Young woman participating in a video conference at a remote work station.

Originally written by Joshua Hofer, SDSU Extension Community Vitality Field Specialist.

With the launch of the South Dakota Remote Works program and the launch of our initial class in January, SDSU Extension reaffirms its role in preparing communities and residents alike as the nature of the workforce changes. As we encounter the shifting landscape of the modern workplace, we find synergy in the importance of place and an increasing empowerment of the worker to logistically arrange their lives – a potential continuing boon for South Dakota and rural states across the nation.

Change is Upon Us

COVID-19 has changed the nature of work, and some of those changes will be permanent. In June 2019, Stanford Economist Nicholas Bloom estimated that an incredible 42% of the U.S. labor force is working from home full-time (Stanford, 2020) With an estimated 33% not working and the remaining 26% working on their business premises, he estimates that this group now accounts for more than 2/3 of US economic activity.

It was a stark change. While the times are certainly unique, the pandemic’s environment belies a larger trend. Research from the University of Chicago indicates 37% of jobs can “plausibly be done at home”, with significant variation across cities and industries (Dingel and Neiman, 2020). Their analysis indicates these jobs typically pay more than jobs that cannot be done at home, and account for 46% of all US wages.

Place Matters

As the nature of the workplace changes, so too has the focus of many economic development organizations across the country. Traditionally, the model has been workforce attraction. Economic development entities would attract a business, they would create jobs, development ensues.

Now, an increasingly mobile millennial generation coupled with increasing technological accessibility is opening a door for rural regions across the country. Intelligent rural communities can make a quality-of-life based argument, understanding that talent can evermore choose its own destination.

And indeed, Americans are seeking rural places. The Washington Post noted in a July 9 article that American are in search of privacy and security, a change “enabled by the rapid adoption of work-from-home arrangements that a number of companies have said would last beyond the pandemic” (Williams, 2020).

“What we are seeing now is a huge uptick [in interest] in properties that are more rural and away from Aspen,” said Raifie Bass, real estate agent with Douglas Elliman. “So a farm or a ranch or a gentleman’s ranch properties that have a little bit more space. That market is stronger than it’s ever been. We’re seeing full-price offers on properties that have been on the market for a long time.”


As these disparate factors come together, South Dakota State University Extension looks towards a renewed focus on placemaking in 2021. We see placemaking as an integral tool in South Dakota community leaders’ toolbox for and look forward to rolling out programming in 2021. Creating vibrant places as increasingly crucial in the rural sphere. The way that rural communities understand, strategize, and pursue tactics focused on this crucial synergy between remote work and place could be an important predictor of viability moving into an increasingly remote and technologically reliant future.
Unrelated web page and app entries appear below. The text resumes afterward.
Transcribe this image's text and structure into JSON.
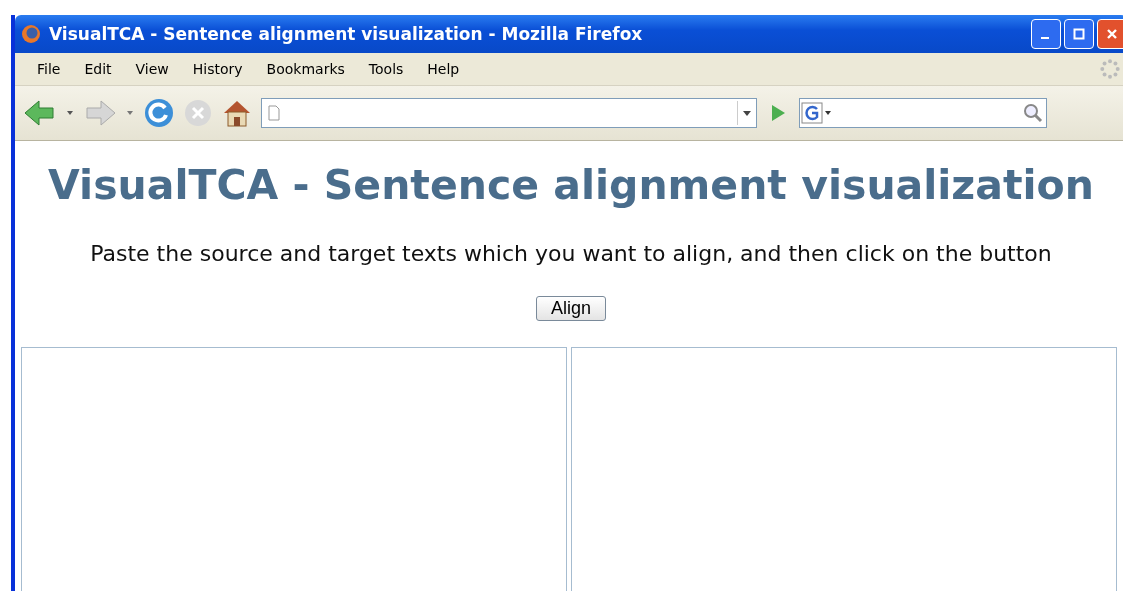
{
  "window": {
    "title": "VisualTCA - Sentence alignment visualization - Mozilla Firefox"
  },
  "menu": [
    "File",
    "Edit",
    "View",
    "History",
    "Bookmarks",
    "Tools",
    "Help"
  ],
  "page": {
    "heading": "VisualTCA - Sentence alignment visualization",
    "instruction": "Paste the source and target texts which you want to align, and then click on the button",
    "button": "Align"
  }
}
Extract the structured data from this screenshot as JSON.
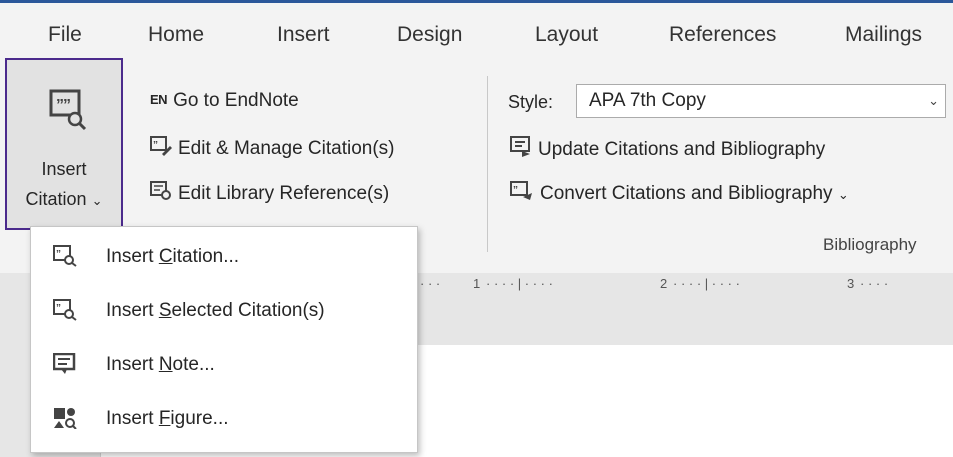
{
  "tabs": [
    "File",
    "Home",
    "Insert",
    "Design",
    "Layout",
    "References",
    "Mailings"
  ],
  "insert_citation": {
    "line1": "Insert",
    "line2": "Citation",
    "chevron": "⌄"
  },
  "endnote": {
    "en_badge": "EN",
    "goto": "Go to EndNote",
    "edit_manage": "Edit & Manage Citation(s)",
    "edit_library": "Edit Library Reference(s)"
  },
  "bibliography": {
    "style_label": "Style:",
    "style_value": "APA 7th Copy",
    "update": "Update Citations and Bibliography",
    "convert": "Convert Citations and Bibliography",
    "convert_chevron": "⌄",
    "group_label": "Bibliography"
  },
  "ruler_ticks": [
    "1",
    "2",
    "3"
  ],
  "menu": {
    "items": [
      {
        "pre": "Insert ",
        "key": "C",
        "post": "itation...",
        "icon": "insert-citation-icon"
      },
      {
        "pre": "Insert ",
        "key": "S",
        "post": "elected Citation(s)",
        "icon": "insert-selected-citation-icon"
      },
      {
        "pre": "Insert ",
        "key": "N",
        "post": "ote...",
        "icon": "insert-note-icon"
      },
      {
        "pre": "Insert ",
        "key": "F",
        "post": "igure...",
        "icon": "insert-figure-icon"
      }
    ]
  },
  "colors": {
    "accent": "#2b579a",
    "highlight_border": "#4b2a8c",
    "ribbon_bg": "#f3f3f3"
  }
}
For further information regarding the Remote Work Certification program and to register for our January class, visit the program page. To follow the development of our placemaking programming, subscribe to our newsletter or visit the SDSU Extension Community Vitality website today.